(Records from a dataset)
•••••

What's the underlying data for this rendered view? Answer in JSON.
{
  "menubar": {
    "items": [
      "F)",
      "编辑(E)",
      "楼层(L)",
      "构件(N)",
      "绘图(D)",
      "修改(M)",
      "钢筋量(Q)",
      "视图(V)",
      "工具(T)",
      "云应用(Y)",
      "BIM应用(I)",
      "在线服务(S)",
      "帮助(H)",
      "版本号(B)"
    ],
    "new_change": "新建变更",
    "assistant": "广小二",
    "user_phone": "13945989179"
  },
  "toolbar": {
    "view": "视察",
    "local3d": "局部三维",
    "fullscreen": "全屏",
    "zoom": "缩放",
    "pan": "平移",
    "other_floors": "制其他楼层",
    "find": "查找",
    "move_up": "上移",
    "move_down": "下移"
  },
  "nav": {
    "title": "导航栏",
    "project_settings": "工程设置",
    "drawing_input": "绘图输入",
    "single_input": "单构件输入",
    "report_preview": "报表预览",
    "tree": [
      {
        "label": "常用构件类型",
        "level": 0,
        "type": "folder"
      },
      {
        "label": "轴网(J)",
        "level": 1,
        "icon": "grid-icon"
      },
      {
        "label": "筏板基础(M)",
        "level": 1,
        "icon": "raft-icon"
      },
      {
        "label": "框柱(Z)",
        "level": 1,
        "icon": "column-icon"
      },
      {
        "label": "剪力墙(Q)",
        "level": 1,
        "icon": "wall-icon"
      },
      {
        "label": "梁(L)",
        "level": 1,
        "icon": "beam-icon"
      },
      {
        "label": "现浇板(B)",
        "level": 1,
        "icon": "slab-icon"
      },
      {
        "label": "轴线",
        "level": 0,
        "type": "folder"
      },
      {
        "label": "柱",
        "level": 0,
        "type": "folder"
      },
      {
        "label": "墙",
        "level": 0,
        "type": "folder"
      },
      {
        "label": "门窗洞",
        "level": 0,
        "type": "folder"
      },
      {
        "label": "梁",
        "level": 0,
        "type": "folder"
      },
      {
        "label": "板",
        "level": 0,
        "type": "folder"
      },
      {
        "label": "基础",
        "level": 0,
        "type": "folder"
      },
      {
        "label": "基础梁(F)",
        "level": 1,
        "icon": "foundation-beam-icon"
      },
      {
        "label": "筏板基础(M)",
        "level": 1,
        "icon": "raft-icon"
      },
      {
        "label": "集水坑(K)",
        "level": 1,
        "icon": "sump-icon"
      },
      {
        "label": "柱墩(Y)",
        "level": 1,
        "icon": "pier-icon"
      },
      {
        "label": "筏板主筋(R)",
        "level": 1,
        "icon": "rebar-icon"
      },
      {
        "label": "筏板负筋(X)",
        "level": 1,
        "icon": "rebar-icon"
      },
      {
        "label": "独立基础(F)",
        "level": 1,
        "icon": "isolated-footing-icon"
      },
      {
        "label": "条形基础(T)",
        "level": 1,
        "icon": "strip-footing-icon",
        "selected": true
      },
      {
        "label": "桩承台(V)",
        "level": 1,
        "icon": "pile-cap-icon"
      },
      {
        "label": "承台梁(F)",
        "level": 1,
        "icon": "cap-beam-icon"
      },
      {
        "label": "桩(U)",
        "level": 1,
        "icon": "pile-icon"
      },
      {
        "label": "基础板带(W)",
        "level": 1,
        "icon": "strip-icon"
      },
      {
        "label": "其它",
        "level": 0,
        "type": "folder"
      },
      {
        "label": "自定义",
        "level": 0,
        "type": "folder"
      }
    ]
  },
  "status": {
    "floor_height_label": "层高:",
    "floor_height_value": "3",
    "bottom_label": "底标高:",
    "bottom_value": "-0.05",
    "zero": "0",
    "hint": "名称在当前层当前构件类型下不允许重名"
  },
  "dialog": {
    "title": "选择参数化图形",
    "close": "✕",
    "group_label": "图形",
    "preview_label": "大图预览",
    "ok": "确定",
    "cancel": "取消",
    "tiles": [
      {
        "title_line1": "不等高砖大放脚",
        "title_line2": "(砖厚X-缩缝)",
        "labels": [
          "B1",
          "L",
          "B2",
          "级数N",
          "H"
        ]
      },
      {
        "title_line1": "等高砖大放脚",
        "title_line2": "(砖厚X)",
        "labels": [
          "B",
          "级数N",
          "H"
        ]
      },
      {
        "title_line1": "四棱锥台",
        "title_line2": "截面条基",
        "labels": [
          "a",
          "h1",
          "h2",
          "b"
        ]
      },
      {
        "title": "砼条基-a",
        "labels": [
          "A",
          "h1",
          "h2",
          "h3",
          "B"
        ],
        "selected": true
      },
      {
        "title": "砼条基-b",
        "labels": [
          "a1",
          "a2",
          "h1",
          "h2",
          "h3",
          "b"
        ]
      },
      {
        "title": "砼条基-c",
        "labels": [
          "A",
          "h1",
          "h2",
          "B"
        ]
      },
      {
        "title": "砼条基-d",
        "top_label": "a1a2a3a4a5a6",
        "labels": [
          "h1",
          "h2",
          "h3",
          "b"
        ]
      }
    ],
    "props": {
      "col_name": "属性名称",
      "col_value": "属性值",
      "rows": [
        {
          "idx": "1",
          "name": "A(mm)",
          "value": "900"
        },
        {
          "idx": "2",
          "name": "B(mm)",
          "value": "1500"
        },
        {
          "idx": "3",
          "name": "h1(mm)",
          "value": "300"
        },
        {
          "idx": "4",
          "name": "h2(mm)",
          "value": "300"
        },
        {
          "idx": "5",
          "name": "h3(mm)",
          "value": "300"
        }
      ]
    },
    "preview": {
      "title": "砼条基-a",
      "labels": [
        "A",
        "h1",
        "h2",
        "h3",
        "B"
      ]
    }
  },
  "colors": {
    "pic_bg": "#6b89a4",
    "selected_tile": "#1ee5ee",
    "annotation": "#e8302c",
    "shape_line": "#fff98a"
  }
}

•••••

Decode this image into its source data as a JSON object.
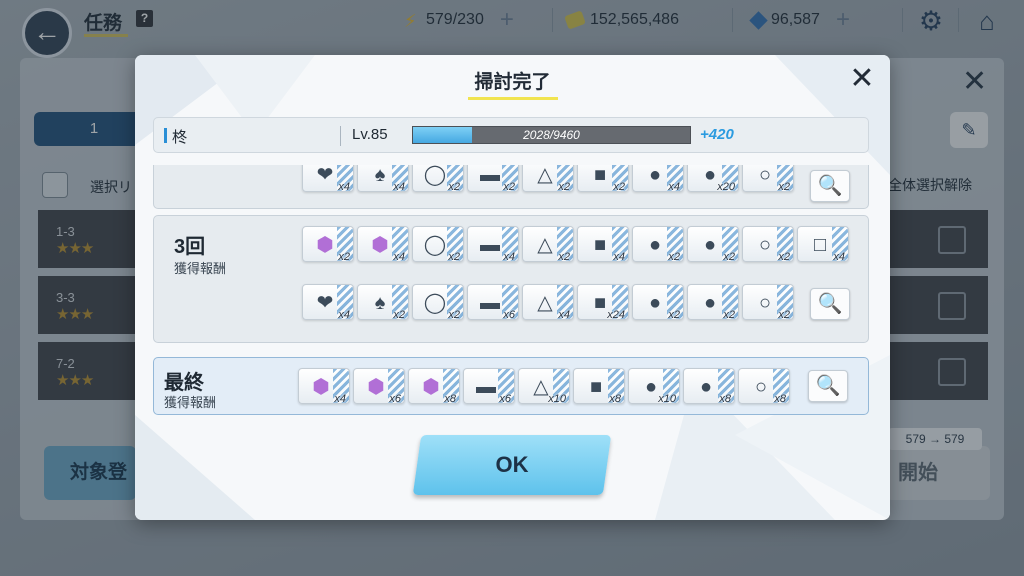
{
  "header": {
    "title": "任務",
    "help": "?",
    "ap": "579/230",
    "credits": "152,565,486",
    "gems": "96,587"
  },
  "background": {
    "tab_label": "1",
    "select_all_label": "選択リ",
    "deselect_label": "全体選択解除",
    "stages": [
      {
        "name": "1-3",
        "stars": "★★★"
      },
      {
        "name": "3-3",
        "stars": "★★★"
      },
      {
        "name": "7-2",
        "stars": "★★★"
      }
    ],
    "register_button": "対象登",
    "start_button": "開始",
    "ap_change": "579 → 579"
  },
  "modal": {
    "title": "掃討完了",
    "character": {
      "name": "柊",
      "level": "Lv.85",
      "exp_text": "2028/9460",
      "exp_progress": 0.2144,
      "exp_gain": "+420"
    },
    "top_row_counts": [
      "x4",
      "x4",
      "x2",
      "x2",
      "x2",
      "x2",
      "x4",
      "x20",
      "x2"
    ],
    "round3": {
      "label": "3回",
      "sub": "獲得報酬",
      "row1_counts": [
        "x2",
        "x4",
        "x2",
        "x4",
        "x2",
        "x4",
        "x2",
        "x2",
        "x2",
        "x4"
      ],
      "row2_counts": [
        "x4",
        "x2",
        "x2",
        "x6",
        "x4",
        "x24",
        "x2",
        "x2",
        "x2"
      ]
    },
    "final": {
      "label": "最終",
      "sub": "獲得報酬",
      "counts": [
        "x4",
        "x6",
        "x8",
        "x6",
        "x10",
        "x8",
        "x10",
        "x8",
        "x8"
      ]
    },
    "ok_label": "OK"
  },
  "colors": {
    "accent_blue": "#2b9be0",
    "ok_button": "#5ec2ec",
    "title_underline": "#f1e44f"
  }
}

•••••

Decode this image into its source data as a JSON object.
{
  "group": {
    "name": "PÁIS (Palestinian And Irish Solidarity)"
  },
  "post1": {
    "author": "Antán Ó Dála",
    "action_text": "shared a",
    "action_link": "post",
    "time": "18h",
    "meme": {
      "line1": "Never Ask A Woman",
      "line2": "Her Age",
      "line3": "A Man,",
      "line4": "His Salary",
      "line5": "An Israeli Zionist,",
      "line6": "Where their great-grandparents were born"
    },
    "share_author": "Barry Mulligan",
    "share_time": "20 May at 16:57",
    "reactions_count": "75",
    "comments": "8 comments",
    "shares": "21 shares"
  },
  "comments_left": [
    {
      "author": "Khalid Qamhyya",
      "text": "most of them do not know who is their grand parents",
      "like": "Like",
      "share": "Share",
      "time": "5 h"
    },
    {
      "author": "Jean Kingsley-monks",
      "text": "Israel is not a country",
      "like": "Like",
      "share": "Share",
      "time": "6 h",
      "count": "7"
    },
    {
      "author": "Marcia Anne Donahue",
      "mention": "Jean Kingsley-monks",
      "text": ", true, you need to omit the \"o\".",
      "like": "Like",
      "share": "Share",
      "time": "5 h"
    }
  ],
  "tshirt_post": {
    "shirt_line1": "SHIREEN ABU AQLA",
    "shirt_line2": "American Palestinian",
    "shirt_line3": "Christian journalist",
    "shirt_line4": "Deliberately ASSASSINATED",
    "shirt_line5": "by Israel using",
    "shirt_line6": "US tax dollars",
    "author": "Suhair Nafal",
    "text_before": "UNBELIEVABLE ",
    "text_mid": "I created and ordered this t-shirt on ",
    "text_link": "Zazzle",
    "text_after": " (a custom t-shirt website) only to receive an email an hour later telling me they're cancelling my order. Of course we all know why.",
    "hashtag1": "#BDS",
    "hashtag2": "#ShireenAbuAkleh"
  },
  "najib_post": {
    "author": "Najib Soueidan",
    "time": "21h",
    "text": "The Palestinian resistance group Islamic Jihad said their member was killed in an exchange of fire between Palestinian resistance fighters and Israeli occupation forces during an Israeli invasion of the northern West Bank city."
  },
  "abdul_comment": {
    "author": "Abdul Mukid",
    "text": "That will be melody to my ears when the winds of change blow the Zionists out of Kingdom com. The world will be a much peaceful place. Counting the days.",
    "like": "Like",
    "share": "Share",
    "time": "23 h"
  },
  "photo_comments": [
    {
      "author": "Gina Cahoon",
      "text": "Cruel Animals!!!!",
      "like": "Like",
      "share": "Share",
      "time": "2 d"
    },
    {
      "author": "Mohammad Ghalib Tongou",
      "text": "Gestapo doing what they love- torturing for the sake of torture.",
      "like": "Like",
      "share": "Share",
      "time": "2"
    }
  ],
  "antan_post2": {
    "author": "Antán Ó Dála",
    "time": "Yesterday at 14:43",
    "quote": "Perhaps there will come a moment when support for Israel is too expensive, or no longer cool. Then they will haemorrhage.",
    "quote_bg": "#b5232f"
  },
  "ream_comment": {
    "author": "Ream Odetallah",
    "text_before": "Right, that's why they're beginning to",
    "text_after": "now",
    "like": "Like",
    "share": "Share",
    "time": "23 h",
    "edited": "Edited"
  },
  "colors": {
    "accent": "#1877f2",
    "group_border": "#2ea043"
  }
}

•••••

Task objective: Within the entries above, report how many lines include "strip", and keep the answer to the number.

Exercise output: 2